In mid-November, US and UK banks waged war on cyber attackers in an effort to prevent massive data breaches and block exploitable vulnerabilities. Luckily, they were waging a war against themselves.

In a joint exercise dubbed “Resilient Shield” the US and UK governments and the major banks they support gathered a team of security experts and hackers to launch their assault. The war games focused on the communications paths across critical networks and attempted to infiltrate and exploit vulnerabilities in them.

Participating institutions hope to gain visibility into unknown or unresolved security gaps in their infrastructure and fix them before they can be exploited more broadly by someone far more nefarious than their own staff.

The exercise by the Bank of England and governments comes hot on the heels of the TalkTalk data breach in the UK, where millions of customer records and personally identifiable information were compromised by a group of four young men. The attack showcased how easily  lax security can be exploited, resulting in a huge data breach that places the identities of your customers and the reputation of your company on the line.

While a telecom company’s data is incredibly sensitive in nature, a major concern for global financial services is the network infrastructure that supports everyday commerce between the world’s largest banking institutions. The fallout from a compromised financial system could result in millions of dollars in fines on the institutions, customer data being leaked or sold on the black market, and critical financial services grinding to a halt.

Other industries and enterprises are taking note. With the constant threat of cyberattacks, more organizations worldwide are proactively monitoring their critical infrastructure. Some organizations are using internal staff and contracted hackers to set up their own war games, attempting to break through their firewalls and security measures.

Another more scalable and comprehensive option is to employ software-based attack simulation applications to get insight and intelligence on various ways a malicious attacker could gain access to their internal networks. These platforms can model your network to see all ways an attacker can get in—whether through software vulnerabilities, misconfigured firewalls, or simple human error—as well as provide remediation options and prioritization for the most critical issues.

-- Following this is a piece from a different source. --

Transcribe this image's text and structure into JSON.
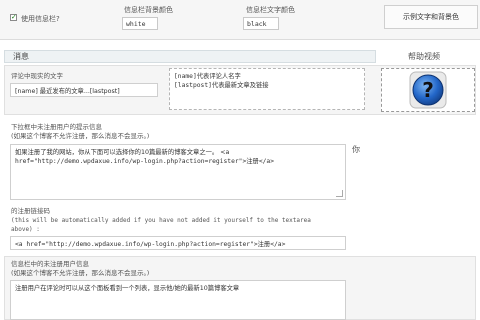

Using an attack simulation platform or even waging an all-out war on your own network can help reveal gaps and fortify areas of concern. And the time it takes to gain control of the integrity of your infrastructure isn’t long. With a vulnerability and threat management platform, companies have the ability to simulate attacks on a daily basis without dedicated hacking teams. Security teams can use a platform like Skybox to get total visibility of their entire network infrastructure, allowing security professionals to adequately understand the areas where they are susceptible to attacks and how to defend against them.